When the pandemic brought lockdowns and uncertainty, governments and education departments around Australia found hundreds of millions of dollars to put toward preventing students from falling behind.
The NSW Department of Education’s tutoring scheme, launched in 2021, may have contributed to the positive academic results we found.
The COVID intensive learning support program funded schools to employ more educators to deliver small group literacy and numeracy tuition to students identified as needing it most.
The program has been extended to June 2023, but has been criticised for not being particularly well targeted.
The widespread teacher shortage has also been a factor. Hard-to-staff schools in disadvantaged and rural and remote areas, where arguably tutoring was needed most, reported struggling to hire classroom teachers let alone additional educators for the tutoring program.
It’s also possible our key finding could be explained by the strict focus on literacy and numeracy in primary schools when students returned after periods of remote learning.
However, this “back to basics” focus – at the exclusion of sport, assemblies, excursions and the other extracurricular activities that punctuate school life – may also have negatively affected student and teacher wellbeing.
Where to from here?
The achievement gap between students from marginalised groups and their more advantaged peers looms large in the Australian education system.

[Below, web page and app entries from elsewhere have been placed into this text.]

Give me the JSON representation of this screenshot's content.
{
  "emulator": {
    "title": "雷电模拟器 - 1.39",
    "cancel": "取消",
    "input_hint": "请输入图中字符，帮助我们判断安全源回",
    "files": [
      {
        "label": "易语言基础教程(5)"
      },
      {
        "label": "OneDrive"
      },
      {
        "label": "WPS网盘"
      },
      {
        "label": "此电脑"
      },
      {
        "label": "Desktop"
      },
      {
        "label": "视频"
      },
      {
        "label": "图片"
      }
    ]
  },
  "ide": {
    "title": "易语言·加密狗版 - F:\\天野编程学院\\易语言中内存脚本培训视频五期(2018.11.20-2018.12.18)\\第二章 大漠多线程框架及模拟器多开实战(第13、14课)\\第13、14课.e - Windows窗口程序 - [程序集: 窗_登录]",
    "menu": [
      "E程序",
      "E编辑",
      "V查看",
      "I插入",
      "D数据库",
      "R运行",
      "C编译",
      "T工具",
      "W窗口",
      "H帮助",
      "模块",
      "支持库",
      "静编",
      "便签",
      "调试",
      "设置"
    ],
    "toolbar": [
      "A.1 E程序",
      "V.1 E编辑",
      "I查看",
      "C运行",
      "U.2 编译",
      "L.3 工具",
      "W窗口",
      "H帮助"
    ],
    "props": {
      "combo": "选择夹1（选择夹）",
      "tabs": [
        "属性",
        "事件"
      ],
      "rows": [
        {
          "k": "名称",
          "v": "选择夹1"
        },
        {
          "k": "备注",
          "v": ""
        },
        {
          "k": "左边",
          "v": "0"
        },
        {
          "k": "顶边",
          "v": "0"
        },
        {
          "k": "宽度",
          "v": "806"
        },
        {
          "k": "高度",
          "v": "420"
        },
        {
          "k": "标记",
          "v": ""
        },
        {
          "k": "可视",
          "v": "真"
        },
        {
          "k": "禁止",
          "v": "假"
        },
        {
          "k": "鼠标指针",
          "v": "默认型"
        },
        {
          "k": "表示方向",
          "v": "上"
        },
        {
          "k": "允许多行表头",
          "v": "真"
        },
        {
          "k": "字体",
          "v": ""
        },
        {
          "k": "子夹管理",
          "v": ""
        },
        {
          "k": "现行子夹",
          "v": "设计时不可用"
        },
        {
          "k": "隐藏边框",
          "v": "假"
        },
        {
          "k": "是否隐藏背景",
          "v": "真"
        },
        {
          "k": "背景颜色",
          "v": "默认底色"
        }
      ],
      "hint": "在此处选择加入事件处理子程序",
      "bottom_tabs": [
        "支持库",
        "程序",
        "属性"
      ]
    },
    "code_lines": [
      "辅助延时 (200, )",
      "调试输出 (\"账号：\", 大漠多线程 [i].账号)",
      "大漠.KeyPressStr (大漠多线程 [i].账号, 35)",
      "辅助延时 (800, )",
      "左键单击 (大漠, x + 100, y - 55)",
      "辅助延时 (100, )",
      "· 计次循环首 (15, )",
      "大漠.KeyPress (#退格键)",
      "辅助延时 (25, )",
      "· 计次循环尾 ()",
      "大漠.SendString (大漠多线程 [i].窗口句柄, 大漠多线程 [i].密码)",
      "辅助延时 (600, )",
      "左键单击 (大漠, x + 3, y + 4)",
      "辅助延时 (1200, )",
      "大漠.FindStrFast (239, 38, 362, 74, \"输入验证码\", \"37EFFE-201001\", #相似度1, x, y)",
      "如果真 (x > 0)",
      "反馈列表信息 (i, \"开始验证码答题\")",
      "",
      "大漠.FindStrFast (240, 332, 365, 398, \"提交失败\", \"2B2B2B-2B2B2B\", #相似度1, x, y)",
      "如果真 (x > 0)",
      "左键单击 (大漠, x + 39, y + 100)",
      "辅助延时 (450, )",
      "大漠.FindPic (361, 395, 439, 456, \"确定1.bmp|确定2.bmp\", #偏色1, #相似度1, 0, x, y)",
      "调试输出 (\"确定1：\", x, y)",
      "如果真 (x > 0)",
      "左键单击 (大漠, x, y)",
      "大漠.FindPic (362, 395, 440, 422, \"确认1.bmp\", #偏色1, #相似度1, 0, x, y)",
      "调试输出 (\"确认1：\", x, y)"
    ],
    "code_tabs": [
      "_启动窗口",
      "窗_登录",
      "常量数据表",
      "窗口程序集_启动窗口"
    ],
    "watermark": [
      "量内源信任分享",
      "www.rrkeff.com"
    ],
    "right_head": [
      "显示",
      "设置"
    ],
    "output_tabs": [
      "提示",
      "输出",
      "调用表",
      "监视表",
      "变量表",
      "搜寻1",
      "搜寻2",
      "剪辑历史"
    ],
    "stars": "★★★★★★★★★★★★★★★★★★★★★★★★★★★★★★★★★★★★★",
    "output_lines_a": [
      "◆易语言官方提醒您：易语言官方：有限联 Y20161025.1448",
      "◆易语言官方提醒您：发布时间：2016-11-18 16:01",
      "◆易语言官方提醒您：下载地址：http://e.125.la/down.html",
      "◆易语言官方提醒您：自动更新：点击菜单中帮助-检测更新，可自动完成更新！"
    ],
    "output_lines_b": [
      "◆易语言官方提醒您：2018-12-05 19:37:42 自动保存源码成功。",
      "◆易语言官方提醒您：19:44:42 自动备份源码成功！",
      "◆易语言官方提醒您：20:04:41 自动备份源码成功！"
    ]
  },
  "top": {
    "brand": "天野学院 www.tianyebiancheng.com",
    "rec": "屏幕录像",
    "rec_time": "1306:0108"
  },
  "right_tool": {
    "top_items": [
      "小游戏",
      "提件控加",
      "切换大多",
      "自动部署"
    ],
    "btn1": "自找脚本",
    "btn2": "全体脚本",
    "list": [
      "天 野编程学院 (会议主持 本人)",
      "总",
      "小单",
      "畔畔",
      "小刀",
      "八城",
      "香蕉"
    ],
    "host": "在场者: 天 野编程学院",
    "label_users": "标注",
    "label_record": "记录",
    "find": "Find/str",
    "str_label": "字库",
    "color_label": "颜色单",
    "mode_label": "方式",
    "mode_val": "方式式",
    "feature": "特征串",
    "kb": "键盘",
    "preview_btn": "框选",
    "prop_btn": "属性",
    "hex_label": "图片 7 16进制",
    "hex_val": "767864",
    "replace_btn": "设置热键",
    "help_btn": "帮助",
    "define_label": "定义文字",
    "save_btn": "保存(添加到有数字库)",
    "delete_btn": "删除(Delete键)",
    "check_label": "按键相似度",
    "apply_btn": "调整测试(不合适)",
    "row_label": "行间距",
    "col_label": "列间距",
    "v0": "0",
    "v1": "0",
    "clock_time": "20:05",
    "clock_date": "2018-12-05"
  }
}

The students in our study from disadvantaged schools, while showing academic improvement in maths in 2021, still started and ended the year well behind their more advantaged peers.
In fact, their achievement level at the end of 2021 was still below where students in advantaged schools began their school year.
There are clear lessons to be learned from the pandemic and our research on its effects.
For decades, funding models left marginalised students at real disadvantage. But when the pandemic hit, governments were able to find significant funding for programs and initiatives actually targeted at those with the greatest need.
Can such special funding be sustained to stem ongoing inequities in Australian schooling? David Gonski, appointed by the Gillard Government in 2011 to review Australian school funding models, certainly thought so.
This agreement sets out five-year initiatives and targets, which are tied to funding and agreed between the federal government and states. It represents our best opportunity to finally get school funding right.
Dr Andrew Miller, Senior Lecturer in Education, University of Newcastle
Jenny Gore is Laureate Professor of Education, Director Teachers and Teaching Research Centre, University of Newcastle
Dr Leanne Fray Senior Lecturer, University of Newcastle
See Croakey’s archive of articles on education and health